  6. Beans – Legumes are a good plant-based protein that you can eat to support healthy hair growth. Beans contain biotin, which is important for skin and hair. There are many different types of beans to choose from, so take your pick!
  7. Walnuts – A great source of omega 3 that will give shine to your long hair. Walnuts will help give your skin and hair a glow. Did you know walnuts also contain melatonin? If you eat at the right time, walnuts could also help you get your beauty sleep! Which is great for hair growth!
  8. Sweet potatoes – Sweet potatoes are loaded with beta carotene, which is then converted by the body to vitamin A. This vitamin is important in cell growth, and therefore, growth of your hair. Try to always choose sweet potatoes over white potatoes, because they also have a much lower affect on blood sugar.
  9. Green Tea – This drink is beverage that provides powerful antioxidants which can decrease free radical damage to the hair follicles, inhibit DHT, and also increase levels of endogenous antioxidants.
  10. Red Onions – They contain a antioxidant called “Quercetin” which has been shown to promote hair growth in mice.
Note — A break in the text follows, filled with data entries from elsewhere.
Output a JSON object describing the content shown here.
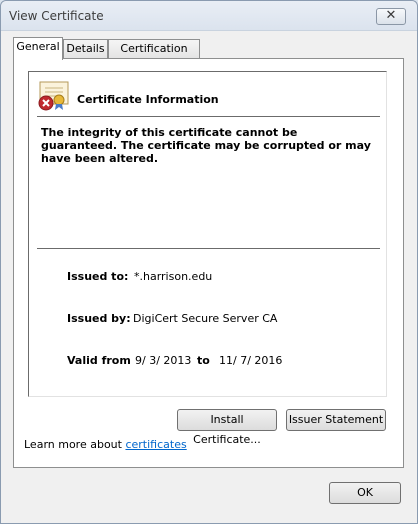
{
  "window": {
    "title": "View Certificate",
    "close_glyph": "✕"
  },
  "tabs": [
    {
      "label": "General",
      "active": true
    },
    {
      "label": "Details",
      "active": false
    },
    {
      "label": "Certification Path",
      "active": false
    }
  ],
  "certificate": {
    "icon": "certificate-error-icon",
    "heading": "Certificate Information",
    "warning": "The integrity of this certificate cannot be guaranteed. The certificate may be corrupted or may have been altered.",
    "issued_to_label": "Issued to:",
    "issued_to": "*.harrison.edu",
    "issued_by_label": "Issued by:",
    "issued_by": "DigiCert Secure Server CA",
    "valid_from_label": "Valid from",
    "valid_from": "9/ 3/ 2013",
    "to_label": "to",
    "valid_to": "11/ 7/ 2016"
  },
  "buttons": {
    "install": "Install Certificate...",
    "issuer_statement": "Issuer Statement",
    "ok": "OK"
  },
  "learn_more": {
    "prefix": "Learn more about",
    "link": "certificates"
  },
  "colors": {
    "link": "#0066cc",
    "error_red": "#c0282d"
  }
}
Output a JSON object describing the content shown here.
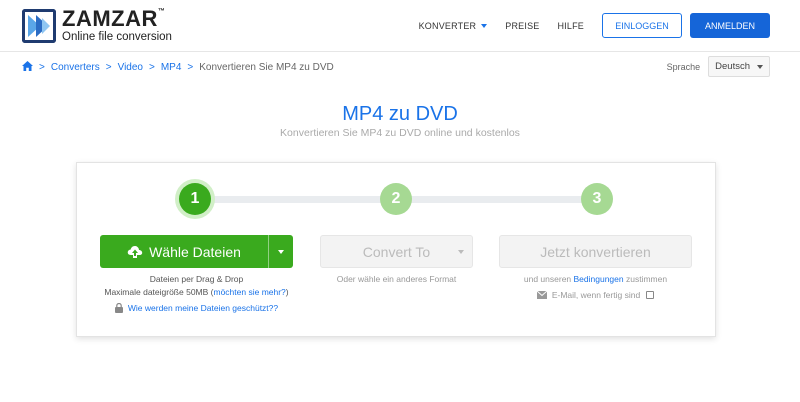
{
  "header": {
    "logo_name": "ZAMZAR",
    "logo_tm": "™",
    "logo_tagline": "Online file conversion",
    "nav": {
      "converters": "KONVERTER",
      "pricing": "PREISE",
      "help": "HILFE"
    },
    "login_label": "EINLOGGEN",
    "signup_label": "ANMELDEN"
  },
  "breadcrumb": {
    "items": [
      "Converters",
      "Video",
      "MP4"
    ],
    "current": "Konvertieren Sie MP4 zu DVD",
    "separator": ">"
  },
  "language": {
    "label": "Sprache",
    "selected": "Deutsch"
  },
  "page": {
    "title": "MP4 zu DVD",
    "subtitle": "Konvertieren Sie MP4 zu DVD online und kostenlos"
  },
  "steps": [
    "1",
    "2",
    "3"
  ],
  "step1": {
    "button_label": "Wähle Dateien",
    "drag_text": "Dateien per Drag & Drop",
    "max_size_prefix": "Maximale dateigröße 50MB (",
    "max_size_link": "möchten sie mehr?",
    "max_size_suffix": ")",
    "protect_link": "Wie werden meine Dateien geschützt??"
  },
  "step2": {
    "select_label": "Convert To",
    "hint": "Oder wähle ein anderes Format"
  },
  "step3": {
    "button_label": "Jetzt konvertieren",
    "terms_prefix": "und unseren ",
    "terms_link": "Bedingungen",
    "terms_suffix": " zustimmen",
    "email_label": "E-Mail, wenn fertig sind"
  },
  "colors": {
    "brand_blue": "#1a73e8",
    "green": "#3aaa1e",
    "green_light": "#a6d993"
  },
  "icons": [
    "home-icon",
    "upload-cloud-icon",
    "lock-icon",
    "envelope-icon"
  ]
}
Quercetin is able to reduce inflammation, support the immune system, and acts as a natural antihistamine.

And lastly: Get some sun! Vitamin D3 is a well known factor in hair loss. Most people are low or deficient in vitamin D, because most people these days work in doors. Fifteen to twenty minutes of sun each day should be enough. If you can’t manage that, or if you’re in the northern hemisphere, then you can always take a vitamin D3 supplement.

Vitamin B12 should be supplemented by vegans

One of the most difficult to obtain vitamins on the vegan diet is vitamin B12. It is only in high amounts in animal-based products. Therefore, it is crucial that all vegans take a daily vitamin B12 supplement to support hair growth.

There was a study done a few years ago showing that 52% of vegans were deficient in vitamin B12. In a more recent study, researches found that when they used a more sensitive testing method, over 92% of vegans were very low in B12.

I talk more about supplements that are suitable for vegans in my previous article.

References

  1. Serum concentrations of vitamin B12 and folate in British male omnivores, vegetarians, and vegans: results from a cross-sectional analysis of the EPIC-Oxford cohort study

https://www.ncbi.nlm.nih.gov/pmc/articles/PMC2933506

2. Vitamin B-12 status, particularly holotranscobalamin II and methylmalonic acid concentrations, and hyperhomocysteinemia in vegetarians

http://ajcn.nutrition.org/content/78/1/131.long